- 1haunt something/somebody if the ghost of a dead person haunts a place, people say that they have seen it there A headless rider haunts the country lanes. I’ll come back to haunt you!
- 2haunt somebody if something unpleasant haunts you, it keeps coming to your mind so that you cannot forget it The memory of that day still haunts me. For years she was haunted by guilt.
- 3haunt somebody to continue to cause problems for somebody for a long time That decision came back to haunt him. She has been haunted by her past during her career. Word Origin Middle English (in the sense ‘frequent (a place)’): from Old French hanter, of Germanic origin; distantly related to home.Extra examples He said he would come back to haunt her. He will be haunted forever by his failed attempt to rescue the children. That decision came back to haunt him in later life.

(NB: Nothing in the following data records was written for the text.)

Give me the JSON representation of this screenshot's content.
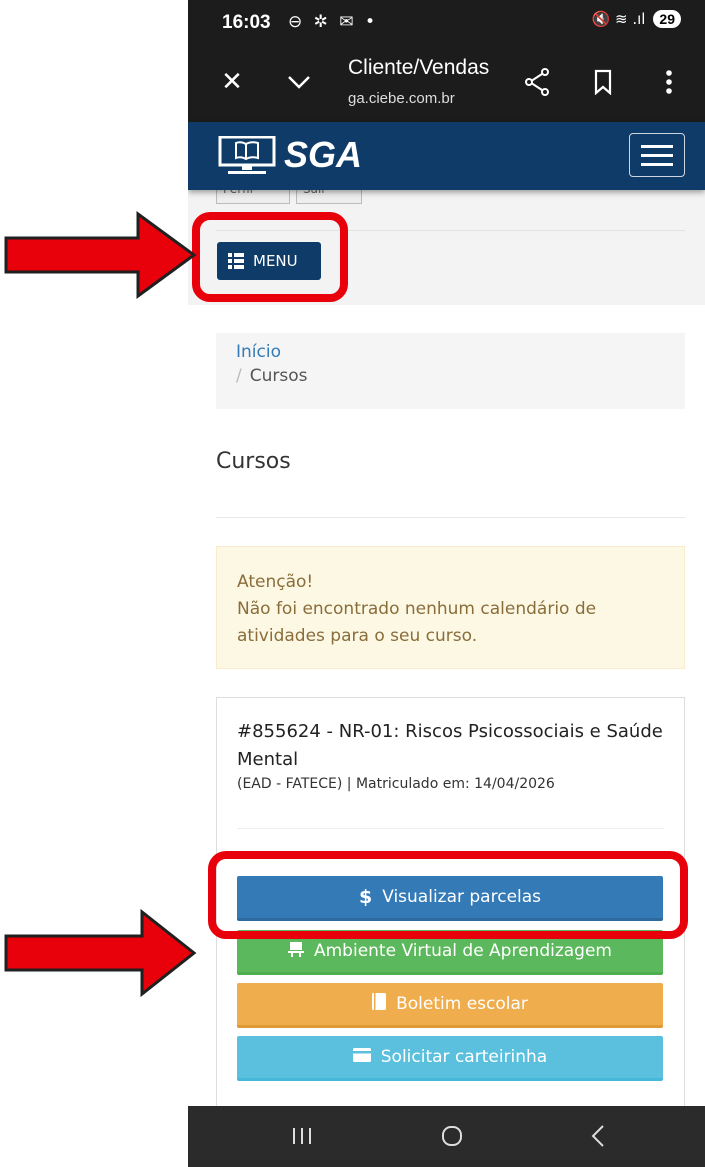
{
  "status_bar": {
    "time": "16:03",
    "status_icons": "⊖ ✲ ✉ •",
    "signal_icons": "🔇 ≋ .ıl",
    "battery": "29"
  },
  "browser": {
    "title": "Cliente/Vendas",
    "url": "ga.ciebe.com.br",
    "icons": [
      "close-icon",
      "chevron-down-icon",
      "share-icon",
      "bookmark-icon",
      "more-vertical-icon"
    ]
  },
  "app": {
    "logo": "SGA",
    "brand_color": "#0f3b68"
  },
  "toolbar": {
    "profile_label": "Perfil",
    "exit_label": "Sair",
    "menu_label": "MENU"
  },
  "breadcrumb": {
    "home": "Início",
    "separator": "/",
    "current": "Cursos"
  },
  "page": {
    "title": "Cursos"
  },
  "alert": {
    "title": "Atenção!",
    "message": "Não foi encontrado nenhum calendário de atividades para o seu curso."
  },
  "course": {
    "title": "#855624 - NR-01: Riscos Psicossociais e Saúde Mental",
    "meta": "(EAD - FATECE) | Matriculado em: 14/04/2026",
    "actions": [
      {
        "label": "Visualizar parcelas",
        "icon": "dollar-icon",
        "color": "#337ab7"
      },
      {
        "label": "Ambiente Virtual de Aprendizagem",
        "icon": "classroom-icon",
        "color": "#5cb85c"
      },
      {
        "label": "Boletim escolar",
        "icon": "book-icon",
        "color": "#f0ad4e"
      },
      {
        "label": "Solicitar carteirinha",
        "icon": "card-icon",
        "color": "#5bc0de"
      }
    ]
  },
  "navbar": {
    "icons": [
      "recent-apps-icon",
      "home-icon",
      "back-icon"
    ]
  },
  "annotation_color": "#e8000b"
}
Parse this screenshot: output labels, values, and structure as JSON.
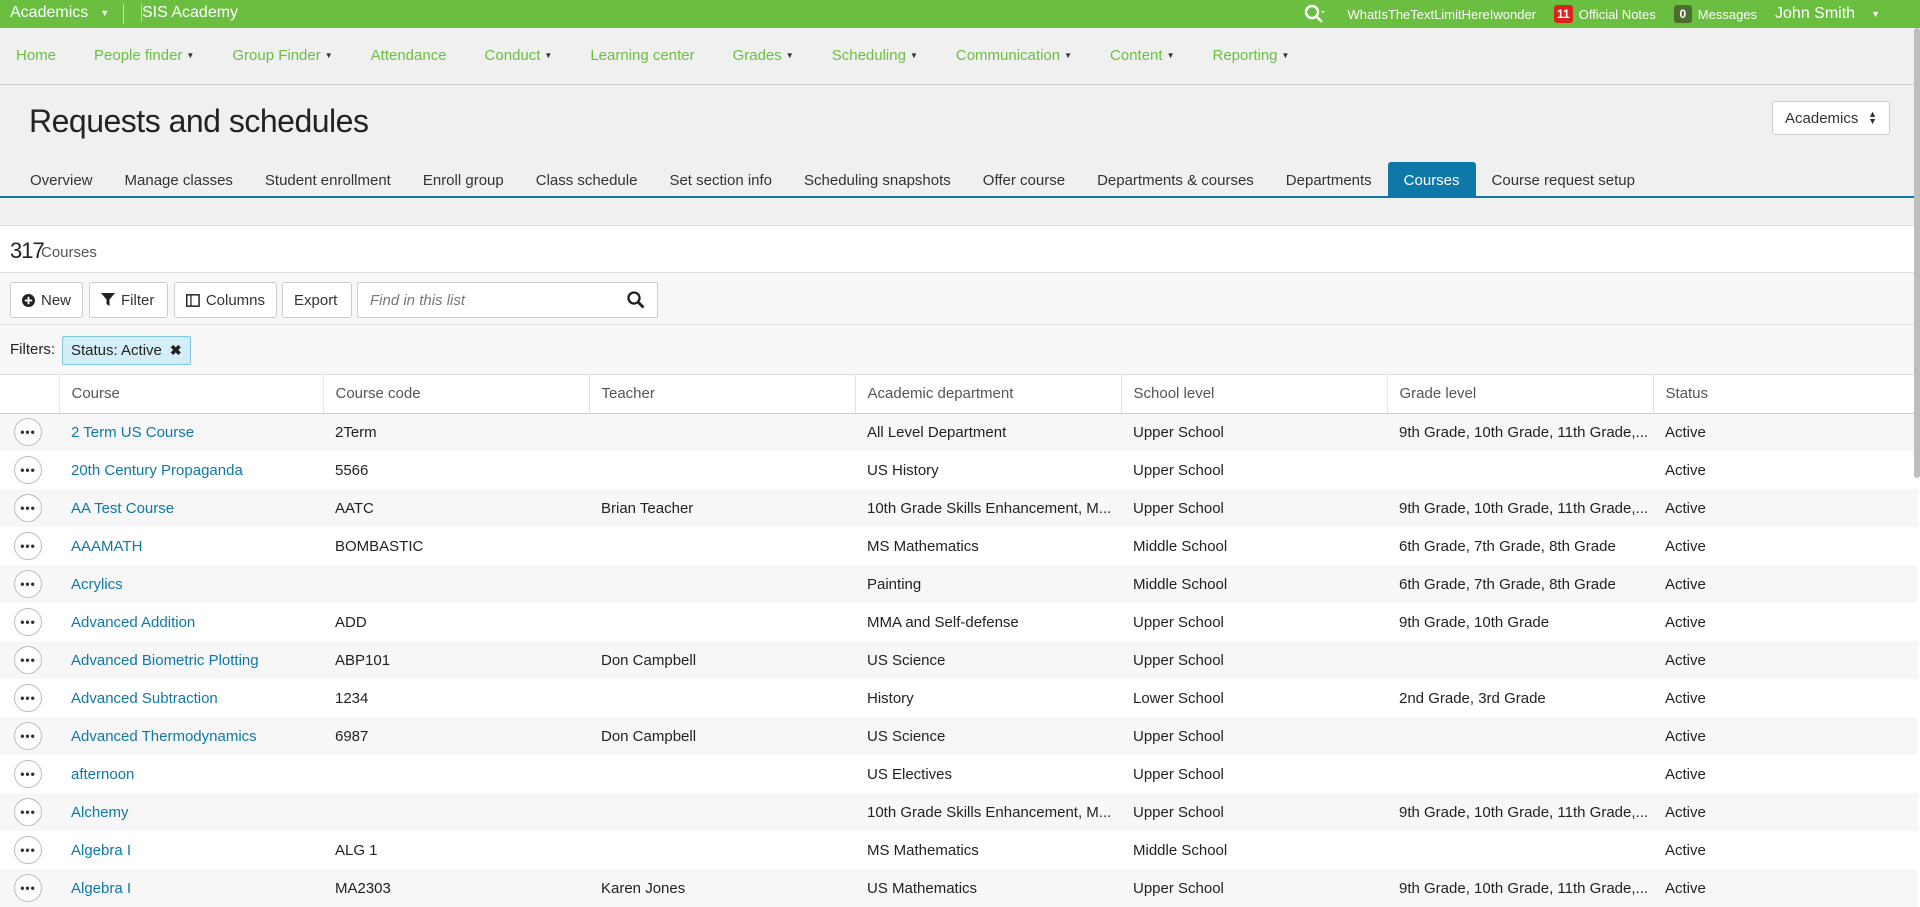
{
  "topbar": {
    "app_switcher": "Academics",
    "school_name": "SIS Academy",
    "user_link": "WhatIsTheTextLimitHereIwonder",
    "notes_count": "11",
    "notes_label": "Official Notes",
    "messages_count": "0",
    "messages_label": "Messages",
    "user_name": "John Smith"
  },
  "nav": {
    "items": [
      {
        "label": "Home",
        "dropdown": false
      },
      {
        "label": "People finder",
        "dropdown": true
      },
      {
        "label": "Group Finder",
        "dropdown": true
      },
      {
        "label": "Attendance",
        "dropdown": false
      },
      {
        "label": "Conduct",
        "dropdown": true
      },
      {
        "label": "Learning center",
        "dropdown": false
      },
      {
        "label": "Grades",
        "dropdown": true
      },
      {
        "label": "Scheduling",
        "dropdown": true
      },
      {
        "label": "Communication",
        "dropdown": true
      },
      {
        "label": "Content",
        "dropdown": true
      },
      {
        "label": "Reporting",
        "dropdown": true
      }
    ]
  },
  "page": {
    "title": "Requests and schedules",
    "context_select": "Academics",
    "tabs": [
      {
        "label": "Overview",
        "active": false
      },
      {
        "label": "Manage classes",
        "active": false
      },
      {
        "label": "Student enrollment",
        "active": false
      },
      {
        "label": "Enroll group",
        "active": false
      },
      {
        "label": "Class schedule",
        "active": false
      },
      {
        "label": "Set section info",
        "active": false
      },
      {
        "label": "Scheduling snapshots",
        "active": false
      },
      {
        "label": "Offer course",
        "active": false
      },
      {
        "label": "Departments & courses",
        "active": false
      },
      {
        "label": "Departments",
        "active": false
      },
      {
        "label": "Courses",
        "active": true
      },
      {
        "label": "Course request setup",
        "active": false
      }
    ]
  },
  "list": {
    "count": "317",
    "count_label": "Courses",
    "new_label": "New",
    "filter_label": "Filter",
    "columns_label": "Columns",
    "export_label": "Export",
    "search_placeholder": "Find in this list",
    "filters_label": "Filters:",
    "active_filter": "Status: Active"
  },
  "table": {
    "headers": [
      "Course",
      "Course code",
      "Teacher",
      "Academic department",
      "School level",
      "Grade level",
      "Status"
    ],
    "rows": [
      [
        "2 Term US Course",
        "2Term",
        "",
        "All Level Department",
        "Upper School",
        "9th Grade, 10th Grade, 11th Grade,...",
        "Active"
      ],
      [
        "20th Century Propaganda",
        "5566",
        "",
        "US History",
        "Upper School",
        "",
        "Active"
      ],
      [
        "AA Test Course",
        "AATC",
        "Brian Teacher",
        "10th Grade Skills Enhancement, M...",
        "Upper School",
        "9th Grade, 10th Grade, 11th Grade,...",
        "Active"
      ],
      [
        "AAAMATH",
        "BOMBASTIC",
        "",
        "MS Mathematics",
        "Middle School",
        "6th Grade, 7th Grade, 8th Grade",
        "Active"
      ],
      [
        "Acrylics",
        "",
        "",
        "Painting",
        "Middle School",
        "6th Grade, 7th Grade, 8th Grade",
        "Active"
      ],
      [
        "Advanced Addition",
        "ADD",
        "",
        "MMA and Self-defense",
        "Upper School",
        "9th Grade, 10th Grade",
        "Active"
      ],
      [
        "Advanced Biometric Plotting",
        "ABP101",
        "Don Campbell",
        "US Science",
        "Upper School",
        "",
        "Active"
      ],
      [
        "Advanced Subtraction",
        "1234",
        "",
        "History",
        "Lower School",
        "2nd Grade, 3rd Grade",
        "Active"
      ],
      [
        "Advanced Thermodynamics",
        "6987",
        "Don Campbell",
        "US Science",
        "Upper School",
        "",
        "Active"
      ],
      [
        "afternoon",
        "",
        "",
        "US Electives",
        "Upper School",
        "",
        "Active"
      ],
      [
        "Alchemy",
        "",
        "",
        "10th Grade Skills Enhancement, M...",
        "Upper School",
        "9th Grade, 10th Grade, 11th Grade,...",
        "Active"
      ],
      [
        "Algebra I",
        "ALG 1",
        "",
        "MS Mathematics",
        "Middle School",
        "",
        "Active"
      ],
      [
        "Algebra I",
        "MA2303",
        "Karen Jones",
        "US Mathematics",
        "Upper School",
        "9th Grade, 10th Grade, 11th Grade,...",
        "Active"
      ]
    ]
  },
  "colors": {
    "brand_green": "#6abf40",
    "accent_blue": "#0e78a8",
    "badge_red": "#d9241f"
  }
}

These visions continued to haunt her for many years. a Norman castle which is reputedly haunted the great fear that still haunts her
BrE BrE//hɔːnt//; NAmE NAmE//hɔːnt//Verb Forms present simple I / you / we / they haunt
BrE BrE//hɔːnt//; NAmE NAmE//hɔːnt//he / she / it haunts
BrE BrE//hɔːnts//; NAmE NAmE//hɔːnts//past simple haunted
BrE BrE//ˈhɔːntɪd//; NAmE NAmE//ˈhɔːntɪd//past participle haunted
BrE BrE//ˈhɔːntɪd//; NAmE NAmE//ˈhɔːntɪd//-ing form haunting
BrE BrE//ˈhɔːntɪŋ//; NAmE NAmE//ˈhɔːntɪŋ//